That makes more sense knowing the history. It sounds like you’ve got a budget to make the stuff happen, and some good ideas to get s good bit closer to start. I do think it’ll be hard, and importing all of the data will be a challenge. It’ll still be hard to make all of those people happy and Sam is on board with at least a few of your ideas, so they’ll go into core and not be broken in the future as would likely be the case for a plugin.


I agree with you here, though I think rather than removing the limit entirely we can just lean on the max_tags_per_topic setting? I think that would be safer.

Unfortunately, adding [] around the tags won’t help much with Gmail searching, only visually, since from what I can see (e.g. look at Create Gmail filter that contains a special character - Web Applications Stack Exchange, the documentation linked to is no longer there but it is still valid) Gmail strips special characters when searching in the subject and other places. Try searching subject:("[support]") in Gmail, you will get everything with support in the subject not just the ones with square brackets. This is kind of nonsensical of Google to do, they are a search company after all (well, search and ads) but there isn’t anything we can do about that.
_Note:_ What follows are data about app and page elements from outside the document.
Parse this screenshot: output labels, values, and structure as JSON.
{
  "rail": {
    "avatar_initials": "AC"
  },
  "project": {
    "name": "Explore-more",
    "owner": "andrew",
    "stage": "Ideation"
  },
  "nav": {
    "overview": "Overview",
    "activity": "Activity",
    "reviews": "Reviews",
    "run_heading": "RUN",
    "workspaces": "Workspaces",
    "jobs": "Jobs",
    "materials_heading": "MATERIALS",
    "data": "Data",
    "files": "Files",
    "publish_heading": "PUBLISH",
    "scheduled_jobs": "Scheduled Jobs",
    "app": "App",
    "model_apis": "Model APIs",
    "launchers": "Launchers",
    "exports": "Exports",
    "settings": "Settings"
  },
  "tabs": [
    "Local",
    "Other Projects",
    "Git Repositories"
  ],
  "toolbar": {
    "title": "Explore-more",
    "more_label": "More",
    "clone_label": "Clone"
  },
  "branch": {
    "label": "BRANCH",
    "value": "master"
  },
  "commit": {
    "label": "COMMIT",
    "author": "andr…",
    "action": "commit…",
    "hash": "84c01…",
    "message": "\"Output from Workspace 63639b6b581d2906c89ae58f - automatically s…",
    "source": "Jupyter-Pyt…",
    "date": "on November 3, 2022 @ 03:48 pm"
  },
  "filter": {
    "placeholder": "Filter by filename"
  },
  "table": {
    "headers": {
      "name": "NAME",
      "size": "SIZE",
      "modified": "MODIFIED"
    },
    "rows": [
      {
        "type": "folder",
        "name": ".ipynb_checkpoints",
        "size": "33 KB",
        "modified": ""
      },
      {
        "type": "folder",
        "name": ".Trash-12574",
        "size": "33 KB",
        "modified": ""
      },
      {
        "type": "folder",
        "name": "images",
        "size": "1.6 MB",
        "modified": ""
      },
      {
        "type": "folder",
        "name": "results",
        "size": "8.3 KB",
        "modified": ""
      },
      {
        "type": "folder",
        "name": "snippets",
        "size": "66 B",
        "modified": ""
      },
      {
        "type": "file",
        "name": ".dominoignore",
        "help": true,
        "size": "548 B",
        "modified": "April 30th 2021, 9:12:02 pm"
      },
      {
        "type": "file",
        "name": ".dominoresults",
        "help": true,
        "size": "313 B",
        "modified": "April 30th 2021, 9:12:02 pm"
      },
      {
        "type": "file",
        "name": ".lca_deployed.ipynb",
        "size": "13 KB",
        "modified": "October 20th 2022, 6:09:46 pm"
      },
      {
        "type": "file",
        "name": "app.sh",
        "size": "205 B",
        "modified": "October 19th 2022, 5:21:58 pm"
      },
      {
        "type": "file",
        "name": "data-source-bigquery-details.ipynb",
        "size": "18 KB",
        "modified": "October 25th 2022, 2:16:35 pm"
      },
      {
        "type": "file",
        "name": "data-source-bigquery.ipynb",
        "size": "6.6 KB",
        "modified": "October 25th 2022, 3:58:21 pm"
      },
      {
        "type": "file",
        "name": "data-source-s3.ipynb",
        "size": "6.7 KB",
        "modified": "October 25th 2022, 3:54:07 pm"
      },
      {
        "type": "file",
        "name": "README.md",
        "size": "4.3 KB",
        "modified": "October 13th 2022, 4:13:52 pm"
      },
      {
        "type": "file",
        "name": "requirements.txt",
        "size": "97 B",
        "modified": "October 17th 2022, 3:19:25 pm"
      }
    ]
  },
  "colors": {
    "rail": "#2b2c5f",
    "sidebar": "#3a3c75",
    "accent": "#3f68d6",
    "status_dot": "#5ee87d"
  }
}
We should also be able to easily add X-Discourse-Tags and X-Discourse-Category at the same time in MessageBuilder since we already have those options at this time, and as you say @mattdm this covers the web-resistant users nicely:

I can take this if you’d like?


I just merged this @mattdm :

It doesn’t help a huge amount with Gmail, but this should at least help with terminal-based email users so they can filter these easier.


Note @mattdm we really tried here, but gmail is just so difficult. It strips so much from the text when tokenising your hands are tied pretty hard.

Only workaround I can think of is making tag names super ugly in emails:

“This is a demo subject. [Temail, Tnotifications]” (prefix T or some other alpha sequence that gmail “likes”)

But it is a rather ugly and non intuitive solution.


Thanks Sam (and everyone!).

I appreciate all of the effort put into this. In the end, there’s only so much fighting against Google’s inscrutable choices we can do.

Yeah, seriously. The only thing I can think to do more would be to add a per-user option:

Make email notification subject lines contain tag names in a super-ugly format which Gmail can filter on.